On the Omnes website, one can read about horrors perpetrated against cartoonists in the Mena countries – a Syrian who had his hands broken for criticising president Bashar al-Assad. A Palestinian cartoonist whose life was threatened for questioning local policies. 

“Cartoonists in the Arab world don’t have it easy,” says Omnes founder Ali Nazir Ali. “There is very little freedom to voice your opinion in the traditional and digital media, so most of them have no place to publish.”

Universal language

Nazir Ali founded the festival both to give these cartoonists a space to share their work and to introduce the west to their take on current affairs. “I want to show people how they see the world,” he says. “How they see the American election or attacks by IS. Stories that you otherwise will not hear, delivered in the universal language of cartooning.”

There is indeed something universal about the stories these cartoons tell.

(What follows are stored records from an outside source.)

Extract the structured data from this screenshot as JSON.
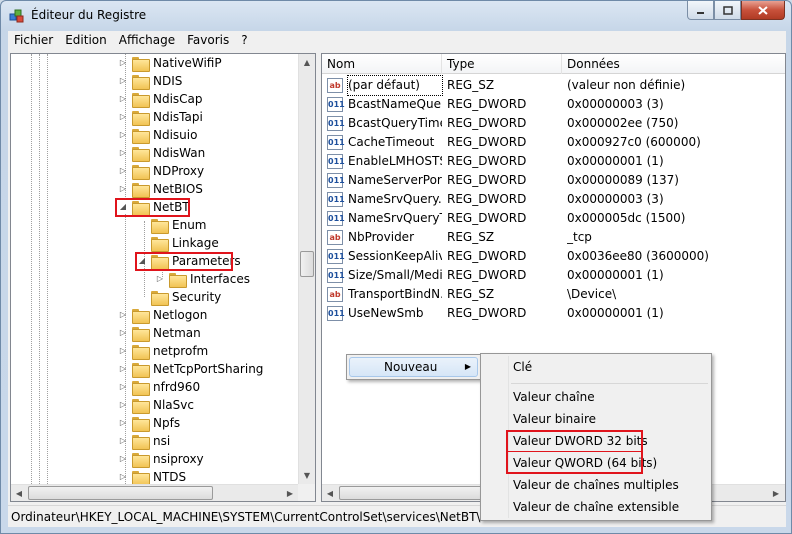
{
  "window": {
    "title": "Éditeur du Registre"
  },
  "menu": [
    "Fichier",
    "Edition",
    "Affichage",
    "Favoris",
    "?"
  ],
  "tree": {
    "items": [
      {
        "label": "NativeWifiP"
      },
      {
        "label": "NDIS"
      },
      {
        "label": "NdisCap"
      },
      {
        "label": "NdisTapi"
      },
      {
        "label": "Ndisuio"
      },
      {
        "label": "NdisWan"
      },
      {
        "label": "NDProxy"
      },
      {
        "label": "NetBIOS"
      },
      {
        "label": "NetBT",
        "expanded": true
      },
      {
        "label": "Enum"
      },
      {
        "label": "Linkage"
      },
      {
        "label": "Parameters",
        "expanded": true,
        "selected": true
      },
      {
        "label": "Interfaces"
      },
      {
        "label": "Security"
      },
      {
        "label": "Netlogon"
      },
      {
        "label": "Netman"
      },
      {
        "label": "netprofm"
      },
      {
        "label": "NetTcpPortSharing"
      },
      {
        "label": "nfrd960"
      },
      {
        "label": "NlaSvc"
      },
      {
        "label": "Npfs"
      },
      {
        "label": "nsi"
      },
      {
        "label": "nsiproxy"
      },
      {
        "label": "NTDS"
      }
    ]
  },
  "list": {
    "headers": {
      "name": "Nom",
      "type": "Type",
      "data": "Données"
    },
    "rows": [
      {
        "name": "(par défaut)",
        "type": "REG_SZ",
        "data": "(valeur non définie)",
        "icon": "string-value-icon"
      },
      {
        "name": "BcastNameQuer...",
        "type": "REG_DWORD",
        "data": "0x00000003 (3)",
        "icon": "dword-value-icon"
      },
      {
        "name": "BcastQueryTime...",
        "type": "REG_DWORD",
        "data": "0x000002ee (750)",
        "icon": "dword-value-icon"
      },
      {
        "name": "CacheTimeout",
        "type": "REG_DWORD",
        "data": "0x000927c0 (600000)",
        "icon": "dword-value-icon"
      },
      {
        "name": "EnableLMHOSTS",
        "type": "REG_DWORD",
        "data": "0x00000001 (1)",
        "icon": "dword-value-icon"
      },
      {
        "name": "NameServerPort",
        "type": "REG_DWORD",
        "data": "0x00000089 (137)",
        "icon": "dword-value-icon"
      },
      {
        "name": "NameSrvQuery...",
        "type": "REG_DWORD",
        "data": "0x00000003 (3)",
        "icon": "dword-value-icon"
      },
      {
        "name": "NameSrvQueryT...",
        "type": "REG_DWORD",
        "data": "0x000005dc (1500)",
        "icon": "dword-value-icon"
      },
      {
        "name": "NbProvider",
        "type": "REG_SZ",
        "data": "_tcp",
        "icon": "string-value-icon"
      },
      {
        "name": "SessionKeepAlive",
        "type": "REG_DWORD",
        "data": "0x0036ee80 (3600000)",
        "icon": "dword-value-icon"
      },
      {
        "name": "Size/Small/Medi...",
        "type": "REG_DWORD",
        "data": "0x00000001 (1)",
        "icon": "dword-value-icon"
      },
      {
        "name": "TransportBindN...",
        "type": "REG_SZ",
        "data": "\\Device\\",
        "icon": "string-value-icon"
      },
      {
        "name": "UseNewSmb",
        "type": "REG_DWORD",
        "data": "0x00000001 (1)",
        "icon": "dword-value-icon"
      }
    ]
  },
  "status_path": "Ordinateur\\HKEY_LOCAL_MACHINE\\SYSTEM\\CurrentControlSet\\services\\NetBT\\Paramet",
  "context_menu": {
    "new_label": "Nouveau",
    "submenu": [
      "Clé",
      "Valeur chaîne",
      "Valeur binaire",
      "Valeur DWORD 32 bits",
      "Valeur QWORD (64 bits)",
      "Valeur de chaînes multiples",
      "Valeur de chaîne extensible"
    ]
  },
  "colors": {
    "highlight_red": "#e0141c",
    "icon_string": "#c0392b",
    "icon_dword": "#1d4f9c"
  }
}
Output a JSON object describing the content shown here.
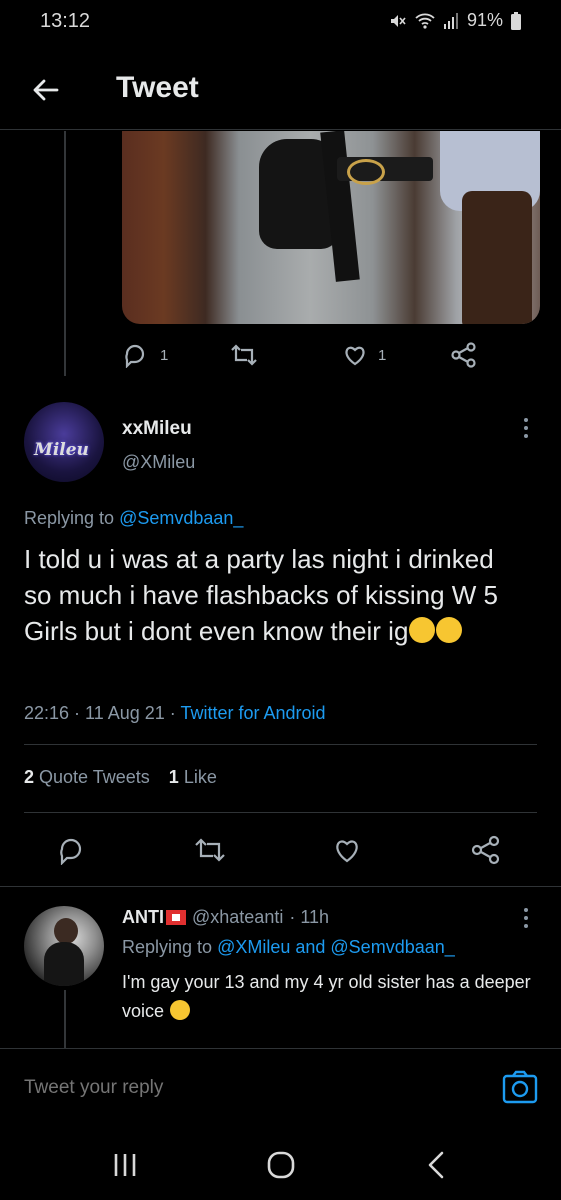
{
  "status_bar": {
    "time": "13:12",
    "battery": "91%"
  },
  "header": {
    "title": "Tweet"
  },
  "previous_tweet": {
    "reply_count": "1",
    "like_count": "1"
  },
  "main_tweet": {
    "display_name": "xxMileu",
    "handle": "@XMileu",
    "avatar_text": "Mileu",
    "replying_label": "Replying to",
    "replying_to": "@Semvdbaan_",
    "text": "I told u i was at a party las night i drinked so much i have flashbacks of kissing W 5 Girls but i dont even know their ig",
    "timestamp": "22:16 · 11 Aug 21 ·",
    "client": "Twitter for Android",
    "quote_count": "2",
    "quote_label": "Quote Tweets",
    "like_count": "1",
    "like_label": "Like"
  },
  "reply_tweet": {
    "display_name": "ANTI",
    "handle": "@xhateanti",
    "time": "· 11h",
    "replying_label": "Replying to",
    "replying_to": "@XMileu and @Semvdbaan_",
    "text": "I'm gay your 13 and my 4 yr old sister has a deeper voice"
  },
  "compose": {
    "placeholder": "Tweet your reply"
  },
  "colors": {
    "background": "#000000",
    "link": "#1d9bf0",
    "muted": "#8b98a5",
    "text": "#e7e9ea"
  },
  "icons": [
    "back-arrow-icon",
    "mute-icon",
    "wifi-icon",
    "signal-icon",
    "battery-icon",
    "reply-icon",
    "retweet-icon",
    "like-icon",
    "share-icon",
    "more-icon",
    "camera-icon",
    "recents-icon",
    "home-icon",
    "back-nav-icon"
  ]
}
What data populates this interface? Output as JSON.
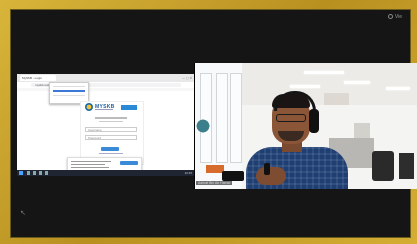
{
  "meeting": {
    "corner_label": "Vie",
    "presenter_name": "Ashraf Bin Ab Hamid"
  },
  "shared_screen": {
    "browser_tab": "MySKB - Login",
    "address": "myskb.usm.my",
    "portal_name": "MYSKB",
    "username_placeholder": "Username",
    "password_placeholder": "Password",
    "taskbar_time": "10:45"
  },
  "colors": {
    "frame_gold": "#c8a22a",
    "background": "#151515",
    "accent_blue": "#3b8ad8",
    "shirt_blue": "#1f3f73"
  }
}
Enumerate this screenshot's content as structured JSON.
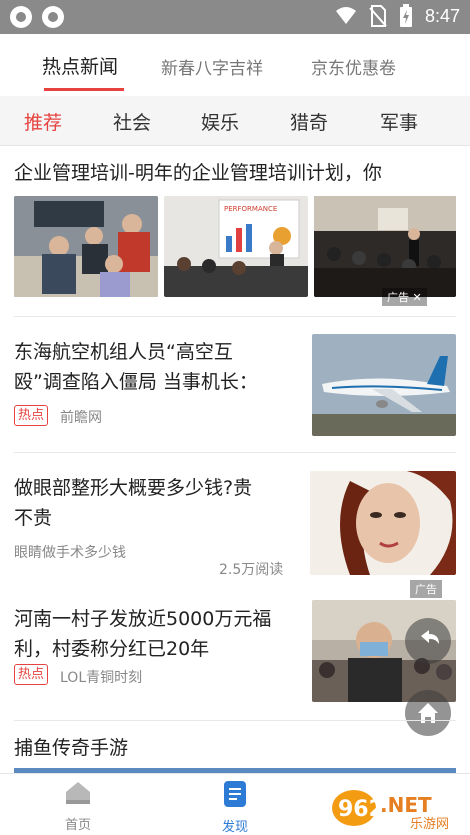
{
  "status": {
    "time": "8:47"
  },
  "top_tabs": [
    {
      "label": "热点新闻",
      "active": true
    },
    {
      "label": "新春八字吉祥"
    },
    {
      "label": "京东优惠卷"
    }
  ],
  "categories": [
    {
      "label": "推荐",
      "active": true
    },
    {
      "label": "社会"
    },
    {
      "label": "娱乐"
    },
    {
      "label": "猎奇"
    },
    {
      "label": "军事"
    }
  ],
  "feed": {
    "item1": {
      "title": "企业管理培训-明年的企业管理培训计划，你",
      "ad": "广告",
      "performance_text": "PERFORMANCE"
    },
    "item2": {
      "title_line1": "东海航空机组人员“高空互",
      "title_line2": "殴”调查陷入僵局 当事机长：",
      "tag": "热点",
      "source": "前瞻网"
    },
    "item3": {
      "title_line1": "做眼部整形大概要多少钱?贵",
      "title_line2": "不贵",
      "source": "眼睛做手术多少钱",
      "reads": "2.5万阅读",
      "ad": "广告"
    },
    "item4": {
      "title_line1": "河南一村子发放近5000万元福",
      "title_line2": "利，村委称分红已20年",
      "tag": "热点",
      "source": "LOL青铜时刻"
    },
    "item5": {
      "title": "捕鱼传奇手游"
    }
  },
  "bottom_nav": [
    {
      "label": "首页",
      "icon": "home-icon",
      "active": false
    },
    {
      "label": "发现",
      "icon": "document-icon",
      "active": true
    }
  ],
  "watermark": {
    "text": "962.NET",
    "sub": "乐游网"
  },
  "colors": {
    "accent": "#e64340",
    "active_blue": "#2e7bd6"
  }
}
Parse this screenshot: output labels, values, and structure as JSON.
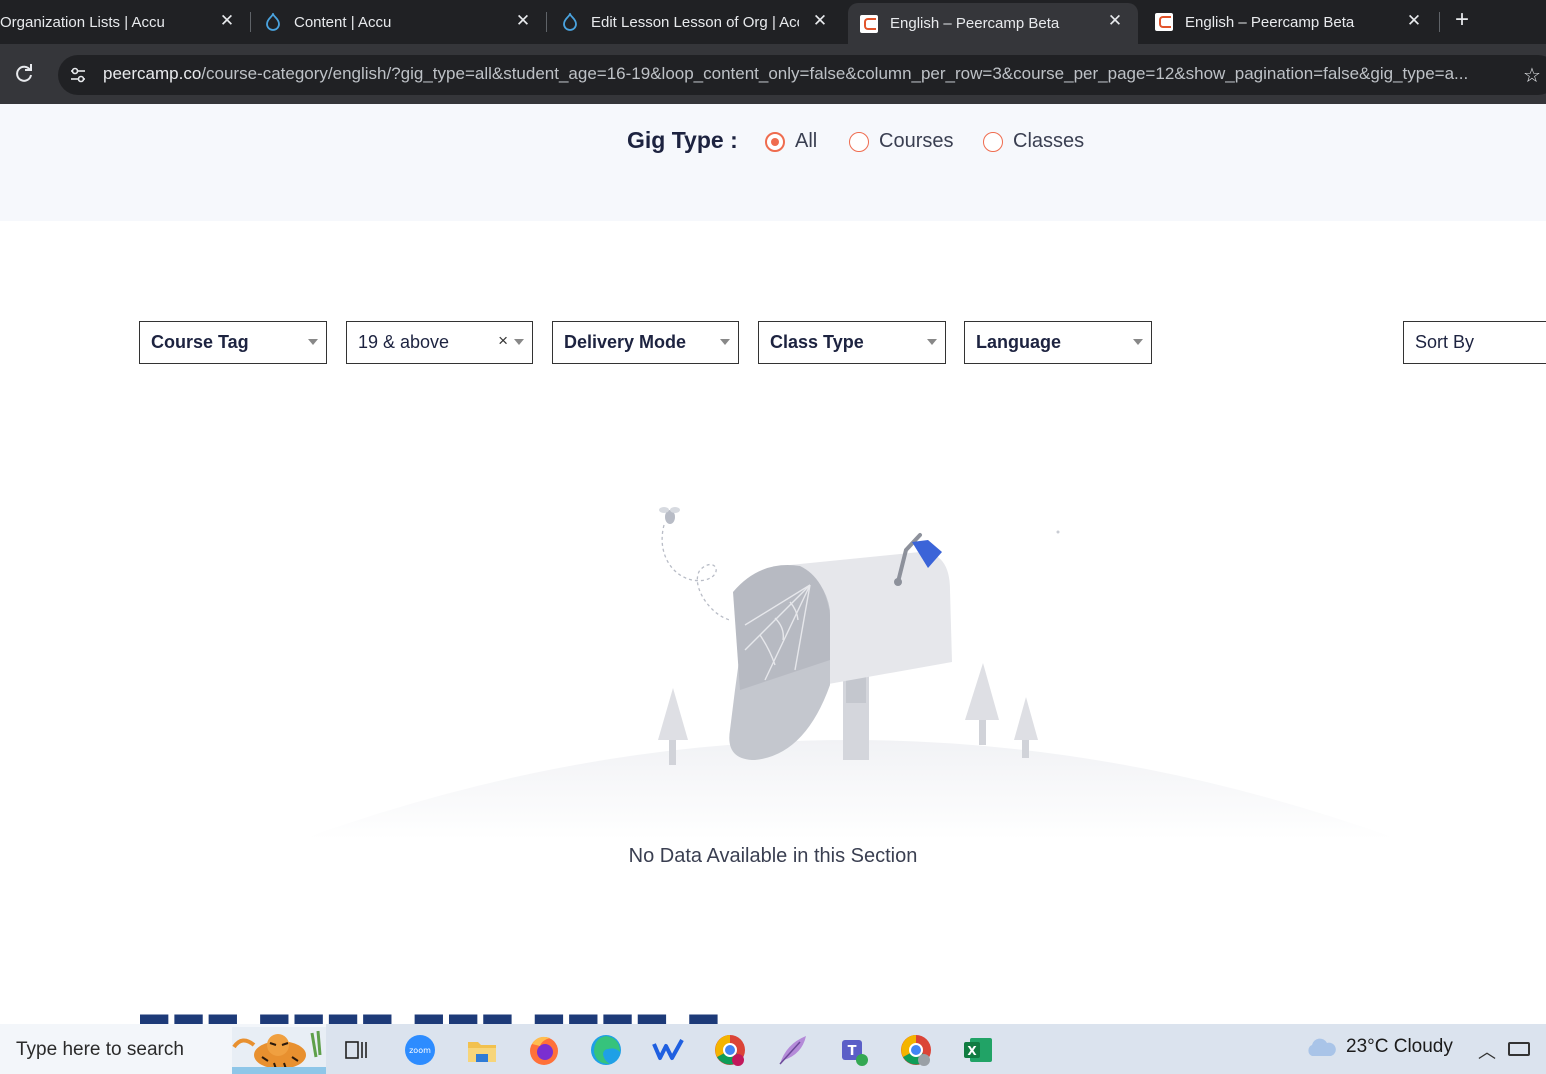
{
  "browser": {
    "tabs": [
      {
        "title": "Organization Lists | Accu",
        "favicon": "drupal-icon"
      },
      {
        "title": "Content | Accu",
        "favicon": "drupal-icon"
      },
      {
        "title": "Edit Lesson Lesson of Org | Accu",
        "favicon": "drupal-icon"
      },
      {
        "title": "English – Peercamp Beta",
        "favicon": "peercamp-icon",
        "active": true
      },
      {
        "title": "English – Peercamp Beta",
        "favicon": "peercamp-icon"
      }
    ],
    "url_host": "peercamp.co",
    "url_path": "/course-category/english/?gig_type=all&student_age=16-19&loop_content_only=false&column_per_row=3&course_per_page=12&show_pagination=false&gig_type=a..."
  },
  "page": {
    "gig_type": {
      "label": "Gig Type :",
      "options": [
        "All",
        "Courses",
        "Classes"
      ],
      "selected": "All"
    },
    "filters": {
      "course_tag": "Course Tag",
      "age": "19 & above",
      "delivery_mode": "Delivery Mode",
      "class_type": "Class Type",
      "language": "Language",
      "sort_by": "Sort By"
    },
    "empty_message": "No Data Available in this Section",
    "accent_color": "#ef6c4f",
    "heading_color": "#1d2340"
  },
  "taskbar": {
    "search_placeholder": "Type here to search",
    "apps": [
      "task-view-icon",
      "zoom-icon",
      "file-explorer-icon",
      "firefox-icon",
      "edge-icon",
      "wps-icon",
      "chrome-icon",
      "feather-icon",
      "teams-icon",
      "chrome-profile-icon",
      "excel-icon"
    ],
    "weather": "23°C  Cloudy"
  }
}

Jordan cartoonist Amjad Rasmi’s Statue of Liberty has packed her bag, for instance, while his countryman Omar Abdallat’s Lady Justice is bruised and battered.

Our mission is to bind cultures to each other

- Ali Nazir Ali

Abdalla Al Omari’s painting of a line of what appear to be refugees, however, points out that these people fleeing poverty or conflict come in all colours and nationalities, as opposed to what the west would have you believe. Look closely, and you’ll see some familiar faces. Regardless of political power, we’re all just steps away from flight, he suggests.

Though Al Omari works in paint, his pieces have a cartoony quality about them. His The Vulnerability Series, to which this painting belongs, imagine some of the world’s most powerful leaders as homeless or otherwise vulnerable. You’ll also find some installation work as part of the cartoon festival, though the overtly political tone remains throughout.

The theme of this year’s festival and the accompanying film programme is Cracks in Society, cracks that Nazir Ali says can be filled through initiatives like this one that bring disparate groups of people together. “Our programme defends the ideas and the uncertainties of these ‘voiceless’ artists and transmits those voices to a European public,” he says. “Turnhout is celebrating these Mena cultures within the scope of Omnes’ mission: to bind cultures to each other.”

6-21 October, De Warande & UGC, Turnhout; HetPaleis, Antwerp; Bozar, Brussels

Image: Amar Abdallat’s take on the Trump attitude